Nailers’ Focus Changed From Fighting To Hockey

By Len Bardsley
Staff Writer
Trenton Times

WHEELING, W. Va. – It was not long ago opponents didn’t want to go to Wheeling, W.Va., and it wasn’t because the Nailers were good.

The Nailers, in fact, were bad, so bad their focus on the ice was not always on the scoreboard, but dragging opponents into the hockey gutter to exchange punches or cheap shots.

Last season, the Nailers missed the ECHL playoffs for the fifth straight season and had a total of nine players with over 100 penalty minutes and three with over 200 minutes. The Nailers drew 2,139 minutes in penalties, an amazing 403 more than their opponents.

The Peoria Rivermen led the league in penalties with 2,325, but had only 88 more than their opponents.

The combination of losing and fighting didn’t go over well in Wheeling. The Nailers drew an average of 2,935 at the 5,600-seat WesBanco Arena.

The Brooks brothers and Pat Bingham are going a long way in changing the Nailers image.

James and Robert Brooks became the new co-owners of the Nailers over the summer and Bingham took over for the legendary John Brophy as coach this season. The results have been impressive.

The Nailers are off to their best start ever and are in third place in the Northern Division, one point behind defending Kelly Cup Champion Atlantic City and four points behind leader Johnstown.

The Nailers were a natural fit for the Brooks brothers. Robert Brooks Sr. is on the board of directors for the Penguins and a member of the Pirates ownership group.

The Nailers are affiliated with the Penguins and the Scranton Wilkes-Barre Penguins of the American Hockey League, where James Brooks worked with Wilkes-Barre president Jeff Barrett.

“The family has been in sports for a long time,” said Rob Brooks Jr. “We decided it was time. We bought the team in June and this one we have hands-on. We moved to Wheeling and are involved in the day-to-day operations. It was a good place to start. We are 50 miles away from Pittsburgh. There are a lot of mentors in Pittsburgh we could lean on.”

The Nailers offices are now on Main Street in downtown Wheeling and Rob and James greet fans at the door as they exit the arena.

“It is really encouraging right now,” said Rob Brooks. “It shows what some effort can do. There is a buzz now that exciting hockey is back. It is amazing how many people have come up and thanked us for keeping the team in Wheeling and bringing some hope back.”
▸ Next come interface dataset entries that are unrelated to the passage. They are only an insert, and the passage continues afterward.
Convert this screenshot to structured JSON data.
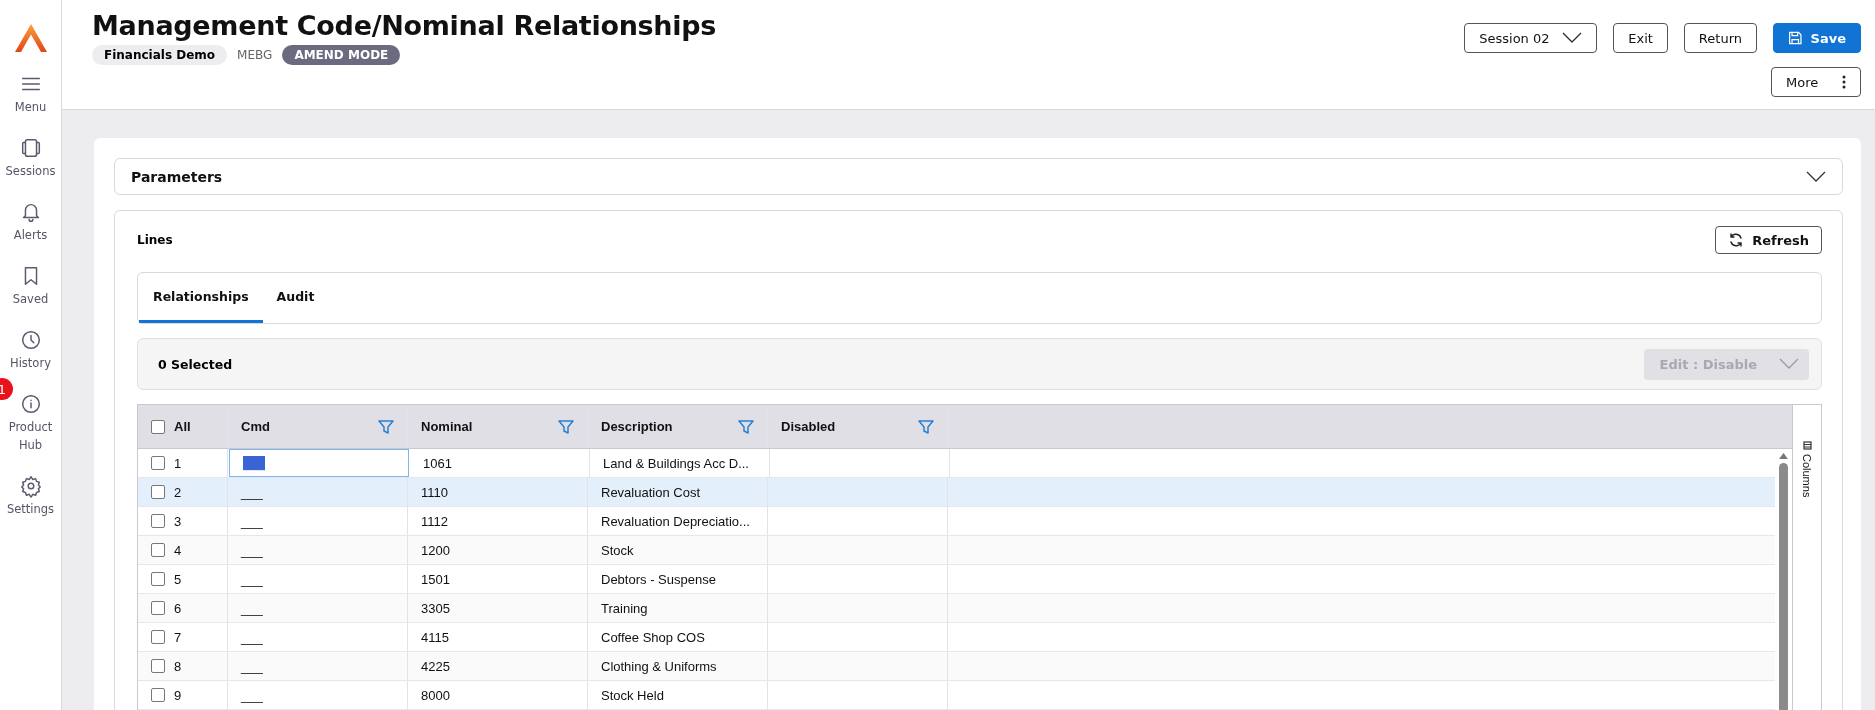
{
  "sidebar": {
    "items": [
      {
        "label": "Menu"
      },
      {
        "label": "Sessions"
      },
      {
        "label": "Alerts"
      },
      {
        "label": "Saved"
      },
      {
        "label": "History"
      },
      {
        "label": "Product Hub",
        "badge": "1"
      },
      {
        "label": "Settings"
      }
    ]
  },
  "header": {
    "title": "Management Code/Nominal Relationships",
    "tags": [
      {
        "label": "Financials Demo",
        "kind": "chip"
      },
      {
        "label": "MEBG",
        "kind": "plain"
      },
      {
        "label": "AMEND MODE",
        "kind": "mode"
      }
    ],
    "session": "Session 02",
    "buttons": [
      {
        "label": "Exit",
        "kind": "outline"
      },
      {
        "label": "Return",
        "kind": "outline"
      },
      {
        "label": "Save",
        "kind": "primary"
      }
    ],
    "more": "More"
  },
  "parameters": {
    "title": "Parameters",
    "expanded": false
  },
  "lines": {
    "title": "Lines",
    "refresh": "Refresh",
    "tabs": [
      {
        "label": "Relationships",
        "selected": true
      },
      {
        "label": "Audit",
        "selected": false
      }
    ],
    "selection": "0 Selected",
    "action": {
      "label": "Edit : Disable",
      "disabled": true
    }
  },
  "table": {
    "select_all": {
      "label": "All",
      "checked": false
    },
    "columns": [
      "Cmd",
      "Nominal",
      "Description",
      "Disabled"
    ],
    "rows": [
      {
        "number": "1",
        "checked": false,
        "editing": true,
        "highlighted": false,
        "cmd": "___",
        "nominal": "1061",
        "description": "Land & Buildings Acc D..."
      },
      {
        "number": "2",
        "checked": false,
        "editing": false,
        "highlighted": true,
        "cmd": "___",
        "nominal": "1110",
        "description": "Revaluation Cost"
      },
      {
        "number": "3",
        "checked": false,
        "editing": false,
        "highlighted": false,
        "cmd": "___",
        "nominal": "1112",
        "description": "Revaluation Depreciatio..."
      },
      {
        "number": "4",
        "checked": false,
        "editing": false,
        "highlighted": false,
        "cmd": "___",
        "nominal": "1200",
        "description": "Stock"
      },
      {
        "number": "5",
        "checked": false,
        "editing": false,
        "highlighted": false,
        "cmd": "___",
        "nominal": "1501",
        "description": "Debtors - Suspense"
      },
      {
        "number": "6",
        "checked": false,
        "editing": false,
        "highlighted": false,
        "cmd": "___",
        "nominal": "3305",
        "description": "Training"
      },
      {
        "number": "7",
        "checked": false,
        "editing": false,
        "highlighted": false,
        "cmd": "___",
        "nominal": "4115",
        "description": "Coffee Shop COS"
      },
      {
        "number": "8",
        "checked": false,
        "editing": false,
        "highlighted": false,
        "cmd": "___",
        "nominal": "4225",
        "description": "Clothing & Uniforms"
      },
      {
        "number": "9",
        "checked": false,
        "editing": false,
        "highlighted": false,
        "cmd": "___",
        "nominal": "8000",
        "description": "Stock Held"
      }
    ],
    "side_panel": "Columns"
  }
}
Though he is only 35, Bingham brings a wealth of experience behind the bench to the Nailers. Bingham started his playing career with the Kamloops Blazers under the tutelage of current Flyers coach Ken Hitchcock before winning an ECHL championship playing for Brophy with Hampton Roads in 1991.

Bingham also was an assistant coach for Brophy during the 2000-2001 season with the Nailers.

Bingham has taken the positive aspects of Brophy’s amazing career, which included over 1,000 wins, and is using them with the Nailers. The Nailers are now a disciplined team known more for having a rising star than a veteran coach. The 22-year-old Jason Jaffray has already scored 100 points in the league with 42 goals and 61 assists in 78 games.

“We wanted to change the perception of Wheeling in the hockey world,” Brooks said.

They are off to a good start.